Objective—To ascertain the effectiveness of evaluating ground reaction forces (GRFs) at velocities during walking and trotting in dogs with naturally occurring lameness and determine whether walking would provide sufficient motion to adequately characterize GRFs with respect to trotting.
Animals—29 dogs with a naturally occurring tear of the cranial cruciate ligament.
Procedure—Dogs were walked and trotted over a force platform, and GRFs were recorded during the stance phase. Correlation was used to assess the agreement between walking and trotting for GRF. The coefficient of variation was calculated to assess the relative variation of outcome variables among the gaits. Group means for walking GRF were compared between dogs that trotted and that failed to trot.
Results—GRFs during walking and trotting were highly correlated. The coefficient of variation was smaller for GRFs during walking than during trotting. Dogs that failed to trot had significantly smaller mean values of peak vertical force and vertical impulse during walking, compared with values for dogs that were able to trot.
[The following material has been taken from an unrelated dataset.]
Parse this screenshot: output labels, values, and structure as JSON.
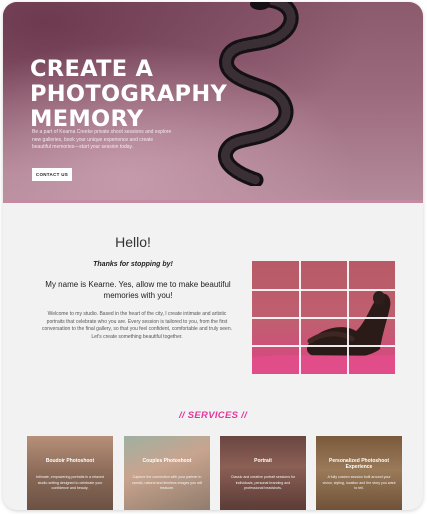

Conclusions and Clinical Relevance—Either velocity is acceptable for GRF evaluation in dogs. Mean GRF during walking was significantly different between dogs that could and could not trot, principally because dogs with the most severe lameness failed to trot. These dogs would be eliminated from a clinical study, and thus, that study would become biased toward dogs that were less lame. In that situation, differences between interventions may be less pronounced, because they would be evaluated on dogs with less lameness. (Am J Vet Res 2003;64: 1479–1481)